• Exercise: Check every line of the data for the word "title", and copy those that have it.

• Data records:
*****

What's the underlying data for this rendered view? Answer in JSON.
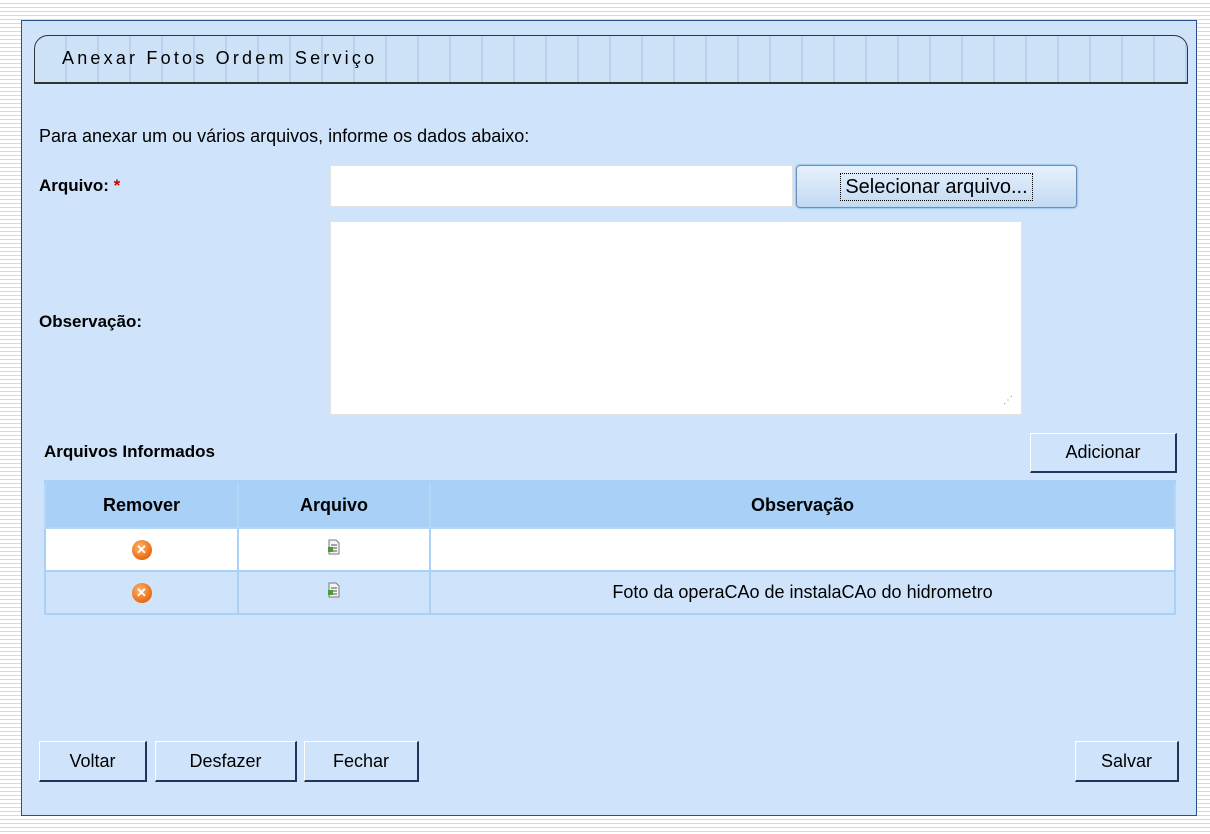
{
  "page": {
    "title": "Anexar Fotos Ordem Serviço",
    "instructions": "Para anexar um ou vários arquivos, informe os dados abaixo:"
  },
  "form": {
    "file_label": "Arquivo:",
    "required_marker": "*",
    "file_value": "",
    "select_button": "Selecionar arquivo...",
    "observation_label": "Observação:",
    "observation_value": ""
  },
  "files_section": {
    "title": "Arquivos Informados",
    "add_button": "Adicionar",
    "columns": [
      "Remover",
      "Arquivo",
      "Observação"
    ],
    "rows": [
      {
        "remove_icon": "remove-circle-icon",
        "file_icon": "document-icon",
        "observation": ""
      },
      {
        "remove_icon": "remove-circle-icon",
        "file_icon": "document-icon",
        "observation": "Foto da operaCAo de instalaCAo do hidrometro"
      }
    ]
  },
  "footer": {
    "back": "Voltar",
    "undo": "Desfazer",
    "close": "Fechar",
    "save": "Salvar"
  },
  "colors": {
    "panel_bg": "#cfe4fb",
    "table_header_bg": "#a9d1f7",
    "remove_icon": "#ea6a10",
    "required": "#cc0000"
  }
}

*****

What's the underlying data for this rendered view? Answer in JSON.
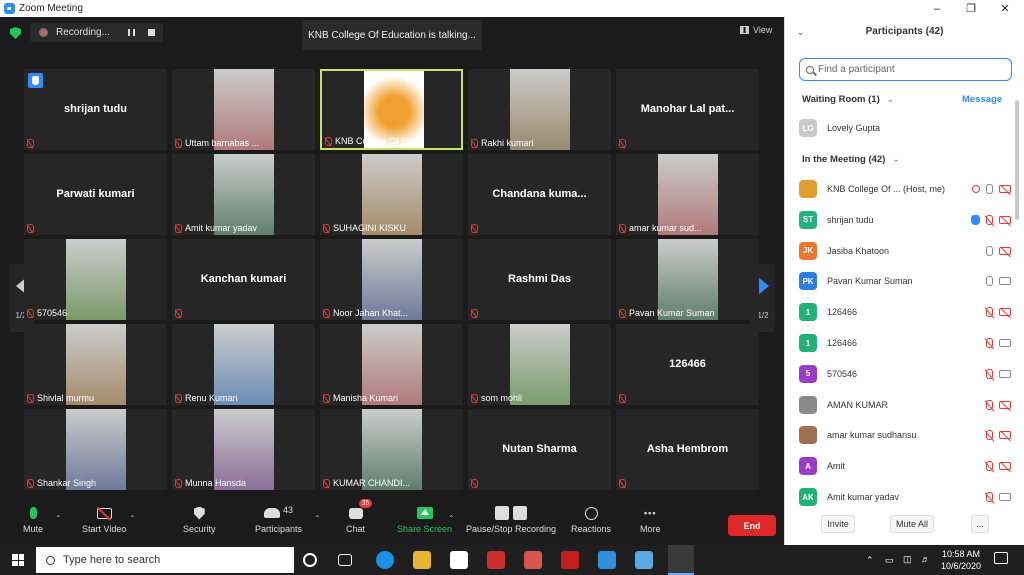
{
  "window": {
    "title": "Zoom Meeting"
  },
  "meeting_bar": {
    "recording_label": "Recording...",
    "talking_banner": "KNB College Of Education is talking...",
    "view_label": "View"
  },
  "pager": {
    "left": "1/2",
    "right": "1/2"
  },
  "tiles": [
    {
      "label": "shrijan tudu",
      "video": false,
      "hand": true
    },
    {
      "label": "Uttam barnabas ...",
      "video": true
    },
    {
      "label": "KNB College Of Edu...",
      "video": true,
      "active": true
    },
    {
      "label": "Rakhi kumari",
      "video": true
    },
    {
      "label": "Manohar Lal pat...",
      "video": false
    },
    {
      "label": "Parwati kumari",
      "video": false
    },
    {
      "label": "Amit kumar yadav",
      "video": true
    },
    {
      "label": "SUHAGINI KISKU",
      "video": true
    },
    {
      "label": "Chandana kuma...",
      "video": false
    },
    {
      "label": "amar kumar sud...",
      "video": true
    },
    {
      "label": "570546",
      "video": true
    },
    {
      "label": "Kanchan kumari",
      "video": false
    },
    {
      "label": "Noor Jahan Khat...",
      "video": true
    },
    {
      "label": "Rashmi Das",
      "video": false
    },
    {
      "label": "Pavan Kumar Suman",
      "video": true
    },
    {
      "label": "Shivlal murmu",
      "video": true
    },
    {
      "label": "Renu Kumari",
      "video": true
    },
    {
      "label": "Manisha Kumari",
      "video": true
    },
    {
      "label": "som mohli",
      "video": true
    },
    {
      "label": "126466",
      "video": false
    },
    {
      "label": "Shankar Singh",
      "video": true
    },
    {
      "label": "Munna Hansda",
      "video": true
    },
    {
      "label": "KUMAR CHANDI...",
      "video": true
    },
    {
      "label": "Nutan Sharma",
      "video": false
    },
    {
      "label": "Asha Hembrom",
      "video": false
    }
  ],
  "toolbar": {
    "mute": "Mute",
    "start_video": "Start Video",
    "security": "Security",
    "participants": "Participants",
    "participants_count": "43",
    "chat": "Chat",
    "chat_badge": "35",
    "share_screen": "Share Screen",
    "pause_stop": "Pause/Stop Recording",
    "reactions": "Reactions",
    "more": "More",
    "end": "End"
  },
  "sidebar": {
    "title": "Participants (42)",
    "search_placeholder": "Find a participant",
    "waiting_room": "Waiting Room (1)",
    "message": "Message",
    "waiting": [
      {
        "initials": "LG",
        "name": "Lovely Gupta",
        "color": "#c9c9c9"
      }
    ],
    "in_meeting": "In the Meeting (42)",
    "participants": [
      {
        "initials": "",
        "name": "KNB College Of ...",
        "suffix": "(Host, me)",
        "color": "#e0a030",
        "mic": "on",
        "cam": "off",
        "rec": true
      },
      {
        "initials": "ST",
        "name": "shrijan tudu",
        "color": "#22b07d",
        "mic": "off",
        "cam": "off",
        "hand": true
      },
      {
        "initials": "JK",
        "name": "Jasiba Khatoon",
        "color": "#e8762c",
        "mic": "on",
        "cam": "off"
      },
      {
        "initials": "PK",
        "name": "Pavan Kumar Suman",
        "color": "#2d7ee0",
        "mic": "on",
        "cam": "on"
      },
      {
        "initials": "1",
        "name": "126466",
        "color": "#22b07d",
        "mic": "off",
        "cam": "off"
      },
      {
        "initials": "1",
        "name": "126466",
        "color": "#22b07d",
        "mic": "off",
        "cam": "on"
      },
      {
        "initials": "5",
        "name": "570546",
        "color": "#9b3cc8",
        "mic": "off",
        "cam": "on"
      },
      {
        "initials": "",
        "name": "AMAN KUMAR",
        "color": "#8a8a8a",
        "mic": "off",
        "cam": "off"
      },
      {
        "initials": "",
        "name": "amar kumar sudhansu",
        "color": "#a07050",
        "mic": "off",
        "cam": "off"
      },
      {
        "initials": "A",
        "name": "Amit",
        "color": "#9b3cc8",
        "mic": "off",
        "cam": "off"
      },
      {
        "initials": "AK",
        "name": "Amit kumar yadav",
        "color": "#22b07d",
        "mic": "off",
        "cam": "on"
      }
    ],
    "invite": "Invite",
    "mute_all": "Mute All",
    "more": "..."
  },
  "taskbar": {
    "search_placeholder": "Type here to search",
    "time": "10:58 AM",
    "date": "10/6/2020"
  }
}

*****

• Written answer:
    "title": "Anexar Fotos Ordem Serviço",
    "title": "Arquivos Informados",
    "title": "Zoom Meeting"
    "title": "Participants (42)",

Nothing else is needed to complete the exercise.